“Law offices of [insert name(s)]” is the greeting. She also says her name, but it’s blurred because she says it so fast.

“This is Jeanne Hewell-Chambers. I’m returning [insert attorney’s name] again. Is she available?”

“She’s booked in meetings all afternoon.” A brief pause then, with a much nicer tone of voice: “Oh wait. Jeanne Hewell-Chambers. I know she wants to talk to you, but she’s in meetings all afternoon. It’ll be after 4 before she can call you.”

Notice anything?

I’m gonna’ help you out. In no particular order, here’s what would have catapulted this attorney’s assistant into the gold star realm of customer service, making both the attorney and the assistant hugely credible and desirable:

1. She could have (and should have, in my opinion, because I used to teach exceptional gold star customer service) (I am a girl raised in the South, customer service is what we do every day of our lives). Anyway, the assistant could have/should have taken the initiative to issue me a courtesy call to let me know that she got my message, that the attorney is in meetings all afternoon and will call me when the meetings end.
2. All of the above PLUS: When she tells me when the attorney will be able to call me, she asks if that time will be convenient for me. Let me rephrase: She asks if that time will be convenient FOR ME.
3. She confirms my phone number.

Little things are huge. Why is it so hard for people to think of things like this? It doesn’t increase the overhead by a penny while the return on investment of the extra minute is priceless.

How to Move a Mountain

Flowers

Today I am tired – tired to the molecular level, I tell you – and that’s why it could have gone either way: I could’ve gone ballistic, or in the interest of energy conservation, I could’ve said nothing . . .

Today is my brother’s wedding anniversary, you see, and last night he called from Afghanistan asking me to send flowers to his lovely wife, Robin – something I wasn’t able to do until around 2:30 this afternoon. I went online, googled florists in her city and state, then scrolled down to find the magic words “same day delivery.” The one I decided on promised to deliver the same day provided the order was placed by 3:30 p.m. Eastern Time Zone and you paid an additional fee. Having an hour to spare and the $2.95 in additional fees, I finished placing my order with 20 minutes to spare then turned my attention back to wrestling the to do list.
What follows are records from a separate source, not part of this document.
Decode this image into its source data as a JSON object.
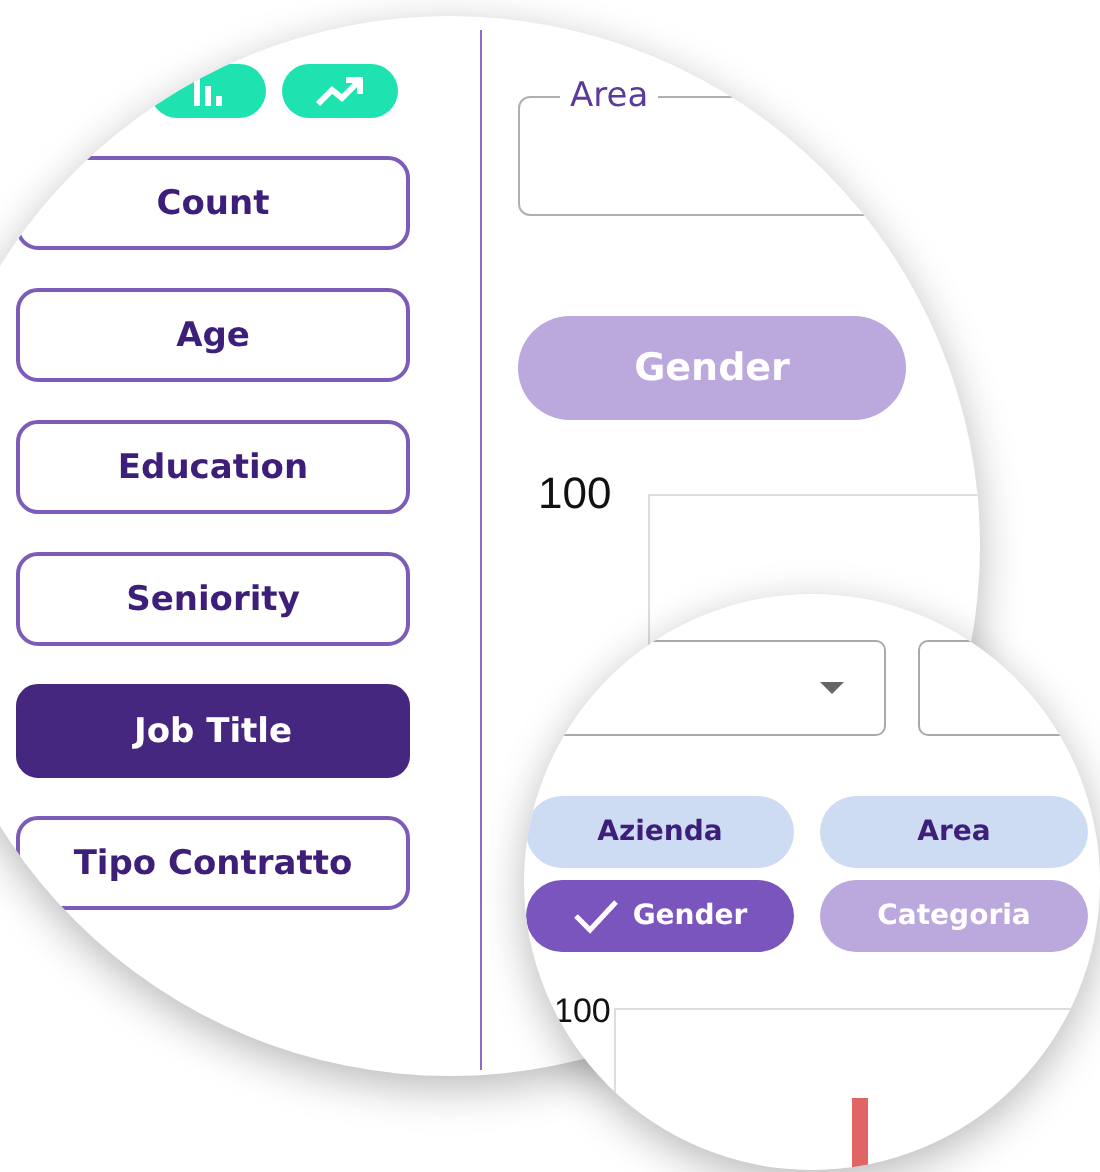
{
  "main_view": {
    "sidebar": {
      "items": [
        {
          "label": "Count",
          "selected": false
        },
        {
          "label": "Age",
          "selected": false
        },
        {
          "label": "Education",
          "selected": false
        },
        {
          "label": "Seniority",
          "selected": false
        },
        {
          "label": "Job Title",
          "selected": true
        },
        {
          "label": "Tipo Contratto",
          "selected": false
        }
      ]
    },
    "area_field": {
      "label": "Area"
    },
    "group_button": {
      "label": "Gender"
    },
    "chart": {
      "y_tick": "100"
    }
  },
  "zoom_view": {
    "chips": [
      {
        "label": "Azienda",
        "selected": false,
        "disabled": false
      },
      {
        "label": "Area",
        "selected": false,
        "disabled": false
      },
      {
        "label": "Gender",
        "selected": true,
        "disabled": false
      },
      {
        "label": "Categoria",
        "selected": false,
        "disabled": true
      }
    ],
    "chart": {
      "y_tick": "100"
    }
  }
}
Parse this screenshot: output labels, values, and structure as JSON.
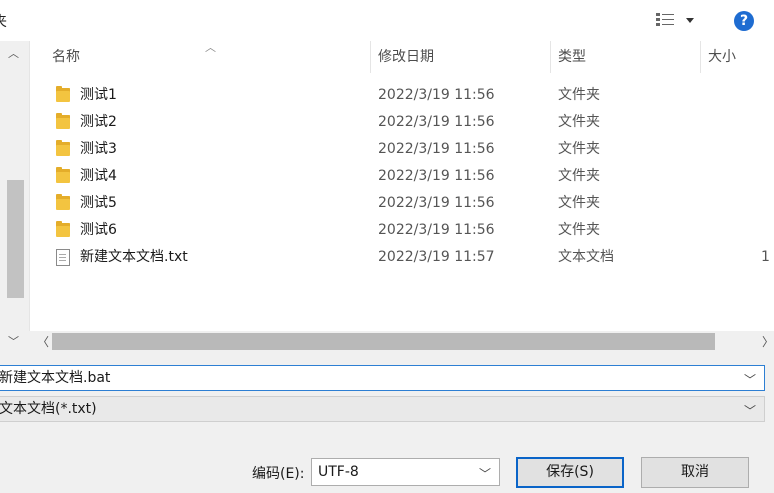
{
  "top": {
    "left_label": "夹"
  },
  "columns": {
    "name": "名称",
    "date": "修改日期",
    "type": "类型",
    "size": "大小"
  },
  "files": [
    {
      "name": "测试1",
      "date": "2022/3/19 11:56",
      "type": "文件夹",
      "size": "",
      "icon": "folder-icon"
    },
    {
      "name": "测试2",
      "date": "2022/3/19 11:56",
      "type": "文件夹",
      "size": "",
      "icon": "folder-icon"
    },
    {
      "name": "测试3",
      "date": "2022/3/19 11:56",
      "type": "文件夹",
      "size": "",
      "icon": "folder-icon"
    },
    {
      "name": "测试4",
      "date": "2022/3/19 11:56",
      "type": "文件夹",
      "size": "",
      "icon": "folder-icon"
    },
    {
      "name": "测试5",
      "date": "2022/3/19 11:56",
      "type": "文件夹",
      "size": "",
      "icon": "folder-icon"
    },
    {
      "name": "测试6",
      "date": "2022/3/19 11:56",
      "type": "文件夹",
      "size": "",
      "icon": "folder-icon"
    },
    {
      "name": "新建文本文档.txt",
      "date": "2022/3/19 11:57",
      "type": "文本文档",
      "size": "1",
      "icon": "text-file-icon"
    }
  ],
  "filename": {
    "value": "新建文本文档.bat"
  },
  "filetype": {
    "value": "文本文档(*.txt)"
  },
  "encoding": {
    "label": "编码(E):",
    "value": "UTF-8"
  },
  "buttons": {
    "save": "保存(S)",
    "cancel": "取消"
  },
  "help": {
    "glyph": "?"
  },
  "colors": {
    "accent": "#0a64c8",
    "help": "#1e6cd1",
    "folder": "#f3c440"
  }
}
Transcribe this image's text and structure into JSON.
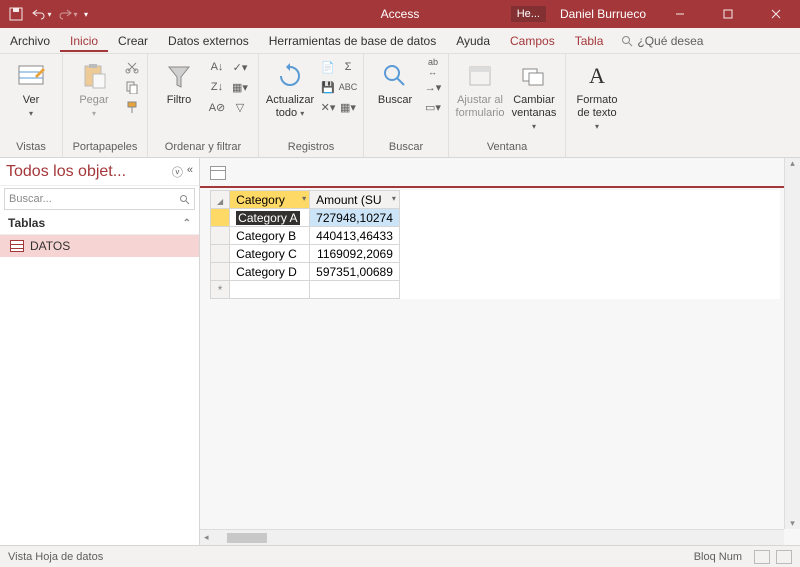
{
  "titlebar": {
    "app_name": "Access",
    "badge": "He...",
    "user": "Daniel Burrueco"
  },
  "menu": {
    "file": "Archivo",
    "home": "Inicio",
    "create": "Crear",
    "external": "Datos externos",
    "dbtools": "Herramientas de base de datos",
    "help": "Ayuda",
    "fields": "Campos",
    "table": "Tabla",
    "tellme_placeholder": "¿Qué desea"
  },
  "ribbon": {
    "views": {
      "label": "Ver",
      "group": "Vistas"
    },
    "clipboard": {
      "paste": "Pegar",
      "group": "Portapapeles"
    },
    "sort": {
      "filter": "Filtro",
      "group": "Ordenar y filtrar"
    },
    "records": {
      "refresh": "Actualizar todo",
      "group": "Registros"
    },
    "find": {
      "find": "Buscar",
      "group": "Buscar"
    },
    "window": {
      "fit": "Ajustar al formulario",
      "switch": "Cambiar ventanas",
      "group": "Ventana"
    },
    "textfmt": {
      "format": "Formato de texto"
    }
  },
  "nav": {
    "title": "Todos los objet...",
    "search_placeholder": "Buscar...",
    "section": "Tablas",
    "item": "DATOS"
  },
  "table": {
    "columns": [
      "Category",
      "Amount (SU"
    ],
    "rows": [
      {
        "category": "Category A",
        "amount": "727948,10274"
      },
      {
        "category": "Category B",
        "amount": "440413,46433"
      },
      {
        "category": "Category C",
        "amount": "1169092,2069"
      },
      {
        "category": "Category D",
        "amount": "597351,00689"
      }
    ],
    "newrow_marker": "*"
  },
  "statusbar": {
    "view": "Vista Hoja de datos",
    "lock": "Bloq Num"
  }
}
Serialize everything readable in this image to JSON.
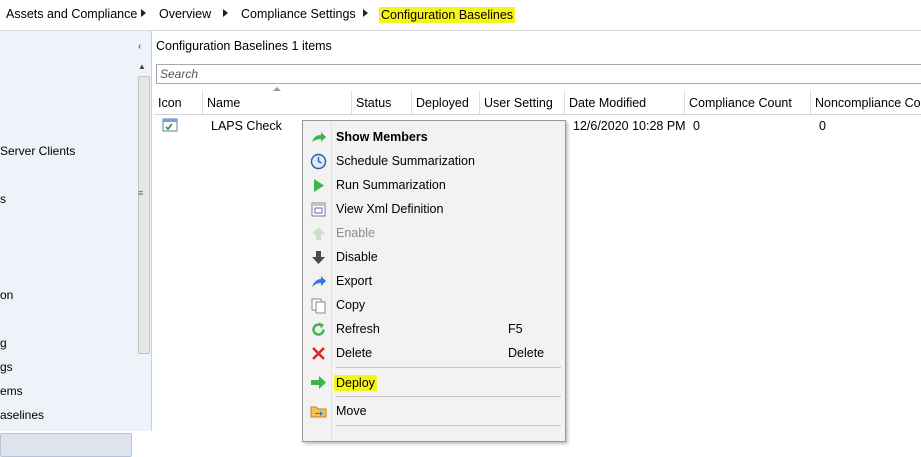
{
  "breadcrumb": {
    "items": [
      "Assets and Compliance",
      "Overview",
      "Compliance Settings",
      "Configuration Baselines"
    ],
    "highlight_color": "#f6f51a"
  },
  "left_nav": {
    "collapse_glyph": "‹",
    "items": [
      {
        "label": "Server Clients"
      },
      {
        "label": "s"
      },
      {
        "label": "on"
      },
      {
        "label": "g"
      },
      {
        "label": "gs"
      },
      {
        "label": "ems"
      },
      {
        "label": "aselines",
        "selected": true
      }
    ]
  },
  "main": {
    "title": "Configuration Baselines",
    "count": "1 items",
    "search_placeholder": "Search",
    "columns": [
      "Icon",
      "Name",
      "Status",
      "Deployed",
      "User Setting",
      "Date Modified",
      "Compliance Count",
      "Noncompliance Cou"
    ],
    "rows": [
      {
        "icon": "configuration-baseline-icon",
        "name": "LAPS Check",
        "date_modified": "12/6/2020 10:28 PM",
        "compliance_count": "0",
        "noncompliance_count": "0"
      }
    ]
  },
  "context_menu": {
    "items": [
      {
        "label": "Show Members",
        "icon": "arrow-right-green-icon",
        "bold": true
      },
      {
        "label": "Schedule Summarization",
        "icon": "clock-icon"
      },
      {
        "label": "Run Summarization",
        "icon": "play-icon"
      },
      {
        "label": "View Xml Definition",
        "icon": "xml-document-icon"
      },
      {
        "label": "Enable",
        "icon": "arrow-up-icon",
        "disabled": true
      },
      {
        "label": "Disable",
        "icon": "arrow-down-icon"
      },
      {
        "label": "Export",
        "icon": "export-arrow-icon"
      },
      {
        "label": "Copy",
        "icon": "copy-icon"
      },
      {
        "label": "Refresh",
        "icon": "refresh-icon",
        "shortcut": "F5"
      },
      {
        "label": "Delete",
        "icon": "delete-x-icon",
        "shortcut": "Delete"
      },
      {
        "label": "Deploy",
        "icon": "deploy-arrow-icon",
        "highlighted": true
      },
      {
        "label": "Move",
        "icon": "folder-move-icon"
      }
    ]
  },
  "colors": {
    "highlight": "#f6f51a",
    "left_pane_bg": "#eef2f9",
    "menu_bg": "#f2f2f2",
    "green_icon": "#3cb54a",
    "blue_icon": "#2f7bd8",
    "red_icon": "#d42b2b"
  }
}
Thank goodness the email was up in the background, so I saw the confirmation email followed minutes later by the dreaded there’s-a-problem-with-your-order-call-us-at-your-earliest-convenience email. Well, things immediately shifted and right then became my earliest convenience so I called, and after 7 minutes on hold, Dianne answered and explained that there were no florists in the area willing to deliver today, but they’d all be happy to deliver the flowers sometime tomorrow.

Dianne said something about florists sometimes not being able to get their drivers back in time – to which I said quietly and calmly that I’d met the deadline and their web site was pretty definitive about same day delivery provided orders were placed by 3:30 p.m. Eastern time, which I had done. Dianne then said she’d call Robin and explain that it was their fault and promise her that they would deliver the flowers tomorrow – to which I (still using my best calmly and quietly tone of voice) said that I thought the element of surprise was part of the charm of receiving flowers, didn’t she, then I explained about the anniversary, and being the hopeless romantic she must assuredly be, Dianne then sat up straight (I could hear it in her voice) and said she wasn’t making any promises, but she’d call around and see if she couldn’t explain the situation and find somebody willing to delivery the flowers on their way home or something.

In less than 5 minutes, Dianne called to say that she’d found a florist who, after hearing the story, was willing to drop the flowers off on her way home.

AND they were going to upgrade the order, add a few flowers and a bigger bow or something.

AND they were covering all upcharges on same day delivery.

So you see, sometimes moving a mountain is as easy as 1, 2, 3:

1) Lead with friendly.
2) Be patient.
3) Tell the story.

and TA-DA – everybody goes home smiling.